# WHAT TO DO:
Render every entry exactly as it appears.

+ + +

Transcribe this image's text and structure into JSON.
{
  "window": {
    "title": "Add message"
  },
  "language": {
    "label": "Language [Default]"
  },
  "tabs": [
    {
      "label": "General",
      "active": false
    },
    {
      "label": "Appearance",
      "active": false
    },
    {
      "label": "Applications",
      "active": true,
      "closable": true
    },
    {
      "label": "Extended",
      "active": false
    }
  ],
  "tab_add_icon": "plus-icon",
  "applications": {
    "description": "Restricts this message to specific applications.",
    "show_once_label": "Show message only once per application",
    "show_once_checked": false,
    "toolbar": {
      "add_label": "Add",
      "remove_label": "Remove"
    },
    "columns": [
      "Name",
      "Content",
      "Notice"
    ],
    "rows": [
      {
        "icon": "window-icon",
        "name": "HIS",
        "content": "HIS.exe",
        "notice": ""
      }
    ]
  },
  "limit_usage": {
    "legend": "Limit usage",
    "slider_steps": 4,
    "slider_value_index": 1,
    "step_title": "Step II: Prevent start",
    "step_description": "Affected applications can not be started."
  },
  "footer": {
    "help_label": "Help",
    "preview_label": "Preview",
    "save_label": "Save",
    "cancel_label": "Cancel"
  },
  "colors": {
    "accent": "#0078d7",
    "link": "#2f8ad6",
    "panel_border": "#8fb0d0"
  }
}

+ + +

# SOLUTION BELOW:
Transcribe this image's text and structure into JSON.
{
  "window": {
    "title": "Add message"
  },
  "language": {
    "label": "Language [Default]"
  },
  "tabs": [
    {
      "label": "General",
      "active": false
    },
    {
      "label": "Appearance",
      "active": false
    },
    {
      "label": "Applications",
      "active": true,
      "closable": true
    },
    {
      "label": "Extended",
      "active": false
    }
  ],
  "tab_add_icon": "plus-icon",
  "applications": {
    "description": "Restricts this message to specific applications.",
    "show_once_label": "Show message only once per application",
    "show_once_checked": false,
    "toolbar": {
      "add_label": "Add",
      "remove_label": "Remove"
    },
    "columns": [
      "Name",
      "Content",
      "Notice"
    ],
    "rows": [
      {
        "icon": "window-icon",
        "name": "HIS",
        "content": "HIS.exe",
        "notice": ""
      }
    ]
  },
  "limit_usage": {
    "legend": "Limit usage",
    "slider_steps": 4,
    "slider_value_index": 1,
    "step_title": "Step II: Prevent start",
    "step_description": "Affected applications can not be started."
  },
  "footer": {
    "help_label": "Help",
    "preview_label": "Preview",
    "save_label": "Save",
    "cancel_label": "Cancel"
  },
  "colors": {
    "accent": "#0078d7",
    "link": "#2f8ad6",
    "panel_border": "#8fb0d0"
  }
}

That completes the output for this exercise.